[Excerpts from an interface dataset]

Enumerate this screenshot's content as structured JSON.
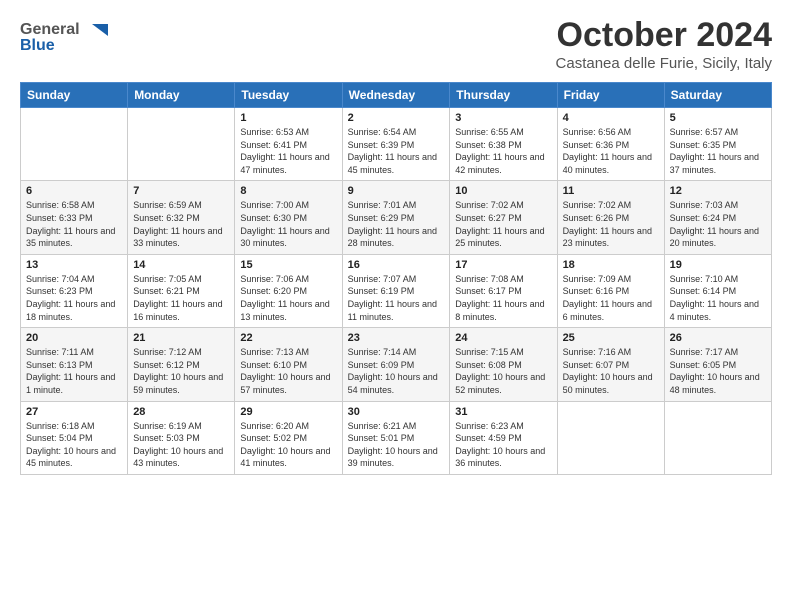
{
  "header": {
    "logo_general": "General",
    "logo_blue": "Blue",
    "month_title": "October 2024",
    "location": "Castanea delle Furie, Sicily, Italy"
  },
  "weekdays": [
    "Sunday",
    "Monday",
    "Tuesday",
    "Wednesday",
    "Thursday",
    "Friday",
    "Saturday"
  ],
  "weeks": [
    [
      {
        "day": "",
        "info": ""
      },
      {
        "day": "",
        "info": ""
      },
      {
        "day": "1",
        "info": "Sunrise: 6:53 AM\nSunset: 6:41 PM\nDaylight: 11 hours and 47 minutes."
      },
      {
        "day": "2",
        "info": "Sunrise: 6:54 AM\nSunset: 6:39 PM\nDaylight: 11 hours and 45 minutes."
      },
      {
        "day": "3",
        "info": "Sunrise: 6:55 AM\nSunset: 6:38 PM\nDaylight: 11 hours and 42 minutes."
      },
      {
        "day": "4",
        "info": "Sunrise: 6:56 AM\nSunset: 6:36 PM\nDaylight: 11 hours and 40 minutes."
      },
      {
        "day": "5",
        "info": "Sunrise: 6:57 AM\nSunset: 6:35 PM\nDaylight: 11 hours and 37 minutes."
      }
    ],
    [
      {
        "day": "6",
        "info": "Sunrise: 6:58 AM\nSunset: 6:33 PM\nDaylight: 11 hours and 35 minutes."
      },
      {
        "day": "7",
        "info": "Sunrise: 6:59 AM\nSunset: 6:32 PM\nDaylight: 11 hours and 33 minutes."
      },
      {
        "day": "8",
        "info": "Sunrise: 7:00 AM\nSunset: 6:30 PM\nDaylight: 11 hours and 30 minutes."
      },
      {
        "day": "9",
        "info": "Sunrise: 7:01 AM\nSunset: 6:29 PM\nDaylight: 11 hours and 28 minutes."
      },
      {
        "day": "10",
        "info": "Sunrise: 7:02 AM\nSunset: 6:27 PM\nDaylight: 11 hours and 25 minutes."
      },
      {
        "day": "11",
        "info": "Sunrise: 7:02 AM\nSunset: 6:26 PM\nDaylight: 11 hours and 23 minutes."
      },
      {
        "day": "12",
        "info": "Sunrise: 7:03 AM\nSunset: 6:24 PM\nDaylight: 11 hours and 20 minutes."
      }
    ],
    [
      {
        "day": "13",
        "info": "Sunrise: 7:04 AM\nSunset: 6:23 PM\nDaylight: 11 hours and 18 minutes."
      },
      {
        "day": "14",
        "info": "Sunrise: 7:05 AM\nSunset: 6:21 PM\nDaylight: 11 hours and 16 minutes."
      },
      {
        "day": "15",
        "info": "Sunrise: 7:06 AM\nSunset: 6:20 PM\nDaylight: 11 hours and 13 minutes."
      },
      {
        "day": "16",
        "info": "Sunrise: 7:07 AM\nSunset: 6:19 PM\nDaylight: 11 hours and 11 minutes."
      },
      {
        "day": "17",
        "info": "Sunrise: 7:08 AM\nSunset: 6:17 PM\nDaylight: 11 hours and 8 minutes."
      },
      {
        "day": "18",
        "info": "Sunrise: 7:09 AM\nSunset: 6:16 PM\nDaylight: 11 hours and 6 minutes."
      },
      {
        "day": "19",
        "info": "Sunrise: 7:10 AM\nSunset: 6:14 PM\nDaylight: 11 hours and 4 minutes."
      }
    ],
    [
      {
        "day": "20",
        "info": "Sunrise: 7:11 AM\nSunset: 6:13 PM\nDaylight: 11 hours and 1 minute."
      },
      {
        "day": "21",
        "info": "Sunrise: 7:12 AM\nSunset: 6:12 PM\nDaylight: 10 hours and 59 minutes."
      },
      {
        "day": "22",
        "info": "Sunrise: 7:13 AM\nSunset: 6:10 PM\nDaylight: 10 hours and 57 minutes."
      },
      {
        "day": "23",
        "info": "Sunrise: 7:14 AM\nSunset: 6:09 PM\nDaylight: 10 hours and 54 minutes."
      },
      {
        "day": "24",
        "info": "Sunrise: 7:15 AM\nSunset: 6:08 PM\nDaylight: 10 hours and 52 minutes."
      },
      {
        "day": "25",
        "info": "Sunrise: 7:16 AM\nSunset: 6:07 PM\nDaylight: 10 hours and 50 minutes."
      },
      {
        "day": "26",
        "info": "Sunrise: 7:17 AM\nSunset: 6:05 PM\nDaylight: 10 hours and 48 minutes."
      }
    ],
    [
      {
        "day": "27",
        "info": "Sunrise: 6:18 AM\nSunset: 5:04 PM\nDaylight: 10 hours and 45 minutes."
      },
      {
        "day": "28",
        "info": "Sunrise: 6:19 AM\nSunset: 5:03 PM\nDaylight: 10 hours and 43 minutes."
      },
      {
        "day": "29",
        "info": "Sunrise: 6:20 AM\nSunset: 5:02 PM\nDaylight: 10 hours and 41 minutes."
      },
      {
        "day": "30",
        "info": "Sunrise: 6:21 AM\nSunset: 5:01 PM\nDaylight: 10 hours and 39 minutes."
      },
      {
        "day": "31",
        "info": "Sunrise: 6:23 AM\nSunset: 4:59 PM\nDaylight: 10 hours and 36 minutes."
      },
      {
        "day": "",
        "info": ""
      },
      {
        "day": "",
        "info": ""
      }
    ]
  ]
}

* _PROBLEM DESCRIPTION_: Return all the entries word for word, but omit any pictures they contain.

* _ANSWER AREA_:
Enumerate this screenshot's content as structured JSON.
{
  "header": {
    "logo_general": "General",
    "logo_blue": "Blue",
    "month_title": "October 2024",
    "location": "Castanea delle Furie, Sicily, Italy"
  },
  "weekdays": [
    "Sunday",
    "Monday",
    "Tuesday",
    "Wednesday",
    "Thursday",
    "Friday",
    "Saturday"
  ],
  "weeks": [
    [
      {
        "day": "",
        "info": ""
      },
      {
        "day": "",
        "info": ""
      },
      {
        "day": "1",
        "info": "Sunrise: 6:53 AM\nSunset: 6:41 PM\nDaylight: 11 hours and 47 minutes."
      },
      {
        "day": "2",
        "info": "Sunrise: 6:54 AM\nSunset: 6:39 PM\nDaylight: 11 hours and 45 minutes."
      },
      {
        "day": "3",
        "info": "Sunrise: 6:55 AM\nSunset: 6:38 PM\nDaylight: 11 hours and 42 minutes."
      },
      {
        "day": "4",
        "info": "Sunrise: 6:56 AM\nSunset: 6:36 PM\nDaylight: 11 hours and 40 minutes."
      },
      {
        "day": "5",
        "info": "Sunrise: 6:57 AM\nSunset: 6:35 PM\nDaylight: 11 hours and 37 minutes."
      }
    ],
    [
      {
        "day": "6",
        "info": "Sunrise: 6:58 AM\nSunset: 6:33 PM\nDaylight: 11 hours and 35 minutes."
      },
      {
        "day": "7",
        "info": "Sunrise: 6:59 AM\nSunset: 6:32 PM\nDaylight: 11 hours and 33 minutes."
      },
      {
        "day": "8",
        "info": "Sunrise: 7:00 AM\nSunset: 6:30 PM\nDaylight: 11 hours and 30 minutes."
      },
      {
        "day": "9",
        "info": "Sunrise: 7:01 AM\nSunset: 6:29 PM\nDaylight: 11 hours and 28 minutes."
      },
      {
        "day": "10",
        "info": "Sunrise: 7:02 AM\nSunset: 6:27 PM\nDaylight: 11 hours and 25 minutes."
      },
      {
        "day": "11",
        "info": "Sunrise: 7:02 AM\nSunset: 6:26 PM\nDaylight: 11 hours and 23 minutes."
      },
      {
        "day": "12",
        "info": "Sunrise: 7:03 AM\nSunset: 6:24 PM\nDaylight: 11 hours and 20 minutes."
      }
    ],
    [
      {
        "day": "13",
        "info": "Sunrise: 7:04 AM\nSunset: 6:23 PM\nDaylight: 11 hours and 18 minutes."
      },
      {
        "day": "14",
        "info": "Sunrise: 7:05 AM\nSunset: 6:21 PM\nDaylight: 11 hours and 16 minutes."
      },
      {
        "day": "15",
        "info": "Sunrise: 7:06 AM\nSunset: 6:20 PM\nDaylight: 11 hours and 13 minutes."
      },
      {
        "day": "16",
        "info": "Sunrise: 7:07 AM\nSunset: 6:19 PM\nDaylight: 11 hours and 11 minutes."
      },
      {
        "day": "17",
        "info": "Sunrise: 7:08 AM\nSunset: 6:17 PM\nDaylight: 11 hours and 8 minutes."
      },
      {
        "day": "18",
        "info": "Sunrise: 7:09 AM\nSunset: 6:16 PM\nDaylight: 11 hours and 6 minutes."
      },
      {
        "day": "19",
        "info": "Sunrise: 7:10 AM\nSunset: 6:14 PM\nDaylight: 11 hours and 4 minutes."
      }
    ],
    [
      {
        "day": "20",
        "info": "Sunrise: 7:11 AM\nSunset: 6:13 PM\nDaylight: 11 hours and 1 minute."
      },
      {
        "day": "21",
        "info": "Sunrise: 7:12 AM\nSunset: 6:12 PM\nDaylight: 10 hours and 59 minutes."
      },
      {
        "day": "22",
        "info": "Sunrise: 7:13 AM\nSunset: 6:10 PM\nDaylight: 10 hours and 57 minutes."
      },
      {
        "day": "23",
        "info": "Sunrise: 7:14 AM\nSunset: 6:09 PM\nDaylight: 10 hours and 54 minutes."
      },
      {
        "day": "24",
        "info": "Sunrise: 7:15 AM\nSunset: 6:08 PM\nDaylight: 10 hours and 52 minutes."
      },
      {
        "day": "25",
        "info": "Sunrise: 7:16 AM\nSunset: 6:07 PM\nDaylight: 10 hours and 50 minutes."
      },
      {
        "day": "26",
        "info": "Sunrise: 7:17 AM\nSunset: 6:05 PM\nDaylight: 10 hours and 48 minutes."
      }
    ],
    [
      {
        "day": "27",
        "info": "Sunrise: 6:18 AM\nSunset: 5:04 PM\nDaylight: 10 hours and 45 minutes."
      },
      {
        "day": "28",
        "info": "Sunrise: 6:19 AM\nSunset: 5:03 PM\nDaylight: 10 hours and 43 minutes."
      },
      {
        "day": "29",
        "info": "Sunrise: 6:20 AM\nSunset: 5:02 PM\nDaylight: 10 hours and 41 minutes."
      },
      {
        "day": "30",
        "info": "Sunrise: 6:21 AM\nSunset: 5:01 PM\nDaylight: 10 hours and 39 minutes."
      },
      {
        "day": "31",
        "info": "Sunrise: 6:23 AM\nSunset: 4:59 PM\nDaylight: 10 hours and 36 minutes."
      },
      {
        "day": "",
        "info": ""
      },
      {
        "day": "",
        "info": ""
      }
    ]
  ]
}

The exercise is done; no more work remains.